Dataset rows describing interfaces
▶

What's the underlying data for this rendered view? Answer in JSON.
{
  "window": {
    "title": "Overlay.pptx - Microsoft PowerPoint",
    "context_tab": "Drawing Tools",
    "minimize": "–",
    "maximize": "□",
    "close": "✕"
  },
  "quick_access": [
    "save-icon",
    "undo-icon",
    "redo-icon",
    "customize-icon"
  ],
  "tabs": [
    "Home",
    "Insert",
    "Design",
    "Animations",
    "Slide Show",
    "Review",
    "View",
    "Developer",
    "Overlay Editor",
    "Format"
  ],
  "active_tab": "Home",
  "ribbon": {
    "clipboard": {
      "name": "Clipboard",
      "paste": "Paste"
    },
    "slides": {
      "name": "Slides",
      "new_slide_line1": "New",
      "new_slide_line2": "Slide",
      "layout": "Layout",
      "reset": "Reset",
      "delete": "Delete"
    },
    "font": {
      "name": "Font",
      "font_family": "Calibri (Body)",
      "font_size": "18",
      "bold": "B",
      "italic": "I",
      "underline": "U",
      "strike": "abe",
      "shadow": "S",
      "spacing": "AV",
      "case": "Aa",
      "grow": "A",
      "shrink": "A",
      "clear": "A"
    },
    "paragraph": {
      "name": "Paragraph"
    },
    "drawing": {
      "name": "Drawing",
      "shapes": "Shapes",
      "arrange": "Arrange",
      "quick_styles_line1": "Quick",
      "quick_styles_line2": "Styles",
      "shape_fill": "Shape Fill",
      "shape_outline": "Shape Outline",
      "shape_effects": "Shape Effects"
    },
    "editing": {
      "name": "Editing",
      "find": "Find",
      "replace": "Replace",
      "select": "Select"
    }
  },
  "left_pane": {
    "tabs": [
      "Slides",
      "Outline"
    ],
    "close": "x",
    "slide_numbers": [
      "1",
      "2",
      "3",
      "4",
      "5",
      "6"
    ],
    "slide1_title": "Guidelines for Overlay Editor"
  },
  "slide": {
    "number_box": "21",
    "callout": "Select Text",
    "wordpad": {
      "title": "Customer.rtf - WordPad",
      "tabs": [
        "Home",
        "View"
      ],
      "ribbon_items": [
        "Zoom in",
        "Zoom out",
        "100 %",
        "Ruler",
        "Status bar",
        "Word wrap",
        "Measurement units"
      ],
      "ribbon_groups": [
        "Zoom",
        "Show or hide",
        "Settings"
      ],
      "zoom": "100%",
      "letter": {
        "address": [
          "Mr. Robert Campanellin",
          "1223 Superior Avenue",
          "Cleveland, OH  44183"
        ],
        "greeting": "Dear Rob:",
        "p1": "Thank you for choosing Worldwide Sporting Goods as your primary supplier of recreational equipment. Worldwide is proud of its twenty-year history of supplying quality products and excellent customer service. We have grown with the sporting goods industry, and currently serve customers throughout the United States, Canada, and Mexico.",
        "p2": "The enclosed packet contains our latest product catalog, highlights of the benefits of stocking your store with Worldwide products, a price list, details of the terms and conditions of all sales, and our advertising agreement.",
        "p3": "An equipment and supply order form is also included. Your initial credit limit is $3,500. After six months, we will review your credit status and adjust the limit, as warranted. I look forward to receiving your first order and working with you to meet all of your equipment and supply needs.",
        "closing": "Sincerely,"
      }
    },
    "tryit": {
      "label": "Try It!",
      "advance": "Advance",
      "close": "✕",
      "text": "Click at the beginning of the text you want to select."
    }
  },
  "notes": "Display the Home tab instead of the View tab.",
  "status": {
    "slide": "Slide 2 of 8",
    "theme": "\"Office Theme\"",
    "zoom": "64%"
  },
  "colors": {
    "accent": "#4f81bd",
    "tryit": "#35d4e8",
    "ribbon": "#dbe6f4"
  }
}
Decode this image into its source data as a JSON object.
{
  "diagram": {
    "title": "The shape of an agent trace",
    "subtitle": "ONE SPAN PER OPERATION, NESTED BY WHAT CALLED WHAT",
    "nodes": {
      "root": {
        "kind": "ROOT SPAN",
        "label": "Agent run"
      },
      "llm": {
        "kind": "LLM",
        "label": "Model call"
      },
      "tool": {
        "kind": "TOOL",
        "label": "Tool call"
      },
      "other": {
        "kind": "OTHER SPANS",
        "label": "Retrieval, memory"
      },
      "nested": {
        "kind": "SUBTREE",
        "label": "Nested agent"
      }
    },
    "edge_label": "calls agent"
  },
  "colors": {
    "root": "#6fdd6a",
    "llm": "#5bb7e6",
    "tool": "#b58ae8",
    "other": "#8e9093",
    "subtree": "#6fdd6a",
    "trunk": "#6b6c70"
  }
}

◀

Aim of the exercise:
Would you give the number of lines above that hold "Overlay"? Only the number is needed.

Answer for the task:
3